___ Data for this task ___

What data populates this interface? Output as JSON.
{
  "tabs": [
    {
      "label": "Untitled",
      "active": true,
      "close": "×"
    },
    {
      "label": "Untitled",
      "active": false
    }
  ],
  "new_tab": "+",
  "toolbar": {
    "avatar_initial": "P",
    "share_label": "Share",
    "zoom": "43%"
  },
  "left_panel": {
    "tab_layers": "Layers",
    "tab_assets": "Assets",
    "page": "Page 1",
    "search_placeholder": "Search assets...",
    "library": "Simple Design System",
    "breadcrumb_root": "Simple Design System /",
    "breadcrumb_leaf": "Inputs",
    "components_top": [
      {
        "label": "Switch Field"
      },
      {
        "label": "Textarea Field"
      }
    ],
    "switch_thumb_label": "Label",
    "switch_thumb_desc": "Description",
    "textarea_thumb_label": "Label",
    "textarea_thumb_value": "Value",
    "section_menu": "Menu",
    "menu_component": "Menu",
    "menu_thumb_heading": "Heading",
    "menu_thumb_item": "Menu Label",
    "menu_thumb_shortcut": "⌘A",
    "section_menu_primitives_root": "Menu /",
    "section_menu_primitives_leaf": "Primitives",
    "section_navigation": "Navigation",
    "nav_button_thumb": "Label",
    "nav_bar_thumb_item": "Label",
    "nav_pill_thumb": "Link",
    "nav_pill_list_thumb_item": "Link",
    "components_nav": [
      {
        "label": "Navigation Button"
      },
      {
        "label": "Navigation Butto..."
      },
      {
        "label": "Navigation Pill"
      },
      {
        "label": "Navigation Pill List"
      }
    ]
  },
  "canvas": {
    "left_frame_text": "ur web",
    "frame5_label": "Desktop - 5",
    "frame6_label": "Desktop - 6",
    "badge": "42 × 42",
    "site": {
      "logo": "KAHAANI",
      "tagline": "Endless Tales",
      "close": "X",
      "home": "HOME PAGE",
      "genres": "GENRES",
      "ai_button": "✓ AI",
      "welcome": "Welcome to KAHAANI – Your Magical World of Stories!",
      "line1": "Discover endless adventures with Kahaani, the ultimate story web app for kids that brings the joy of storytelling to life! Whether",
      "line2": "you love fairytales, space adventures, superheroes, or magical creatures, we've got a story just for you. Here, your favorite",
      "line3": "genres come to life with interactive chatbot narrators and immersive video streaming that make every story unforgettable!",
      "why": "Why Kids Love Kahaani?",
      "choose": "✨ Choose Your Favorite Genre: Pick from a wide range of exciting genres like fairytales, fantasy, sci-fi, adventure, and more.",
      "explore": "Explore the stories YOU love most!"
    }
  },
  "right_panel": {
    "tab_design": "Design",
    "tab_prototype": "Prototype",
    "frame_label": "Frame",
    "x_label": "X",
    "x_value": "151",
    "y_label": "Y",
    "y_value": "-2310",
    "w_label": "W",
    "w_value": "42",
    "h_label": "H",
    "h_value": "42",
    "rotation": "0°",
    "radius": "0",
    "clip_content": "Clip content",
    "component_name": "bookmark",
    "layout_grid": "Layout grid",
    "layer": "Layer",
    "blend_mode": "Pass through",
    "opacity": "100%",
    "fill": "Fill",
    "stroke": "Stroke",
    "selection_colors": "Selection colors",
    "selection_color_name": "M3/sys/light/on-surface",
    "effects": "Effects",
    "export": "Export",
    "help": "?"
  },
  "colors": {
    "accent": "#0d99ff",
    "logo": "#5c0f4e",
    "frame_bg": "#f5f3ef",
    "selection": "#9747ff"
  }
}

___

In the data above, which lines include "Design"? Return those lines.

    "library": "Simple Design System",
    "breadcrumb_root": "Simple Design System /",
    "tab_design": "Design",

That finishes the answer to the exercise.